Leopard Gecko Facts
Leopard geckos are fun and interesting little lizards that are very popular reptile pets. Here is a list of interesting and fun leopard gecko facts for kids and adults alike
Please see our Leopard Gecko Care Sheet for a comprehensive guide on keeping these geckos in captivity.
The scientific name for leopard geckos is Eublepharis macularius. There are also several subspecies of leopard gecko that will be available in the reptile keeping hobby from time to time. One of the popular subspecies is Eublepharis macularius afghanicus.
The name “Leopard gecko” comes from the distinctive leopard style spots which cover the bodies of mature leopard geckos in their natural “wild-type” coloration. With their normal coloration, hatchling leopard geckos will come out banded.
Through captive selective breeding, leopard gecko breeders have been able to achieve a wide variety of color and patterns on leopard geckos. These traits and the combining of these genetics has created an unbelievable selection of leopard gecko colors including solid white.
There are currently three known stains of albino that are not genetically compatible with one another, these strains are known as Bell Albino, Tremper Albino, and Rainwater albino named after the leopard gecko breeders that originated each strain.
With proper care and nutrition, leopard geckos can live more than 10 years in captivity. In the wild, a leopard gecko life span can be expected to be less due to predators and the potential for food scarcity in their desert homes.
In the wild leopard geckos come from the rocky deserts of countries like Pakistan, Afghanistan and India. Leopard geckos are terrestrial lizards, meaning they spend their time on the ground.
Leopard geckos are nocturnal, meaning that they will spend the daytime in moist burrows and will come out to hunt and feed at night. Leopard geckos are known for having keen eyesight at night making them good hunters for crickets and other insect prey items.
A healthy leopard will use its tail to store fat reserves to help them maintain weight and health if their food source was to become limited in the wild. In captivity, where food is not scarce a fat tail is a good sign of a happy leopard gecko. Leopard geckos can also separate from their tail if grabbed by it. Their tails will usually regrow, but typically look different than they did originally.
Leopard gecko breeders have discovered that the incubation temperature for a leopard gecko egg can determine the hatchlings sex ratio.
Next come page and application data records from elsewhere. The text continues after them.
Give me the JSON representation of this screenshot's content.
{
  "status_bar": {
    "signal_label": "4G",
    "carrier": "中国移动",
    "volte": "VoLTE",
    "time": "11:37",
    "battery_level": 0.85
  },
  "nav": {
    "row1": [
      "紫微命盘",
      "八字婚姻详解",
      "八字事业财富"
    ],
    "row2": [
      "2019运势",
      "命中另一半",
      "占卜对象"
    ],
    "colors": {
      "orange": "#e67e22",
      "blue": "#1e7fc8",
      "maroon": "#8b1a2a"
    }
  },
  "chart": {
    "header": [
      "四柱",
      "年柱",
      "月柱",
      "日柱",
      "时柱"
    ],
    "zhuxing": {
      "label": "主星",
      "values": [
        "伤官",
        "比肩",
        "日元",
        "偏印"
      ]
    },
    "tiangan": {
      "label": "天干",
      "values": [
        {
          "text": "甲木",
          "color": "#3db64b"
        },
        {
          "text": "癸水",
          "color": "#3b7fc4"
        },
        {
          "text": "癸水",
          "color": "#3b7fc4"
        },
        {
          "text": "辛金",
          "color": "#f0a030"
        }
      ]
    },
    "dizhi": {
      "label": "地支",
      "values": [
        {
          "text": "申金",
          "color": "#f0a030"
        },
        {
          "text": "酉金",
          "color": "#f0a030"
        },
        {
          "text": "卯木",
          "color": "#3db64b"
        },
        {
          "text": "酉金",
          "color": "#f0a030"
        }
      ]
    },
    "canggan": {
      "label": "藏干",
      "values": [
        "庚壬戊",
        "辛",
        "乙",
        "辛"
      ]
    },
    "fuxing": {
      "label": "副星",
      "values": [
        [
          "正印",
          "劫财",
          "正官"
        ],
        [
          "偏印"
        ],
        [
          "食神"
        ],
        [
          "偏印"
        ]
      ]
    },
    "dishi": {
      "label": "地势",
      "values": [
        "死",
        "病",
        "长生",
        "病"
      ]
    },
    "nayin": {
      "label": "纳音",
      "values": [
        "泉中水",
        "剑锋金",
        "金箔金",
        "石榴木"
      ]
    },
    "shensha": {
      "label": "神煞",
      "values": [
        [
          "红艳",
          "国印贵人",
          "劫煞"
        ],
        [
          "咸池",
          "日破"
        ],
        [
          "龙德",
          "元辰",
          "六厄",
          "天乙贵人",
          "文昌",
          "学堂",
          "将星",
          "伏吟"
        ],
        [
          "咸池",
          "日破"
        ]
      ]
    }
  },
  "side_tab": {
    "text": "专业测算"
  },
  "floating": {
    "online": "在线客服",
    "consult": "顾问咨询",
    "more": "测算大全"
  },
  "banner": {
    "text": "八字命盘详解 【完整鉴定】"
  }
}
Higher temperatures produce more males and lower incubation temperatures produce mostly females. Many breeders also believe the warmer an egg is incubated at the brighter the hatchlings colors will be.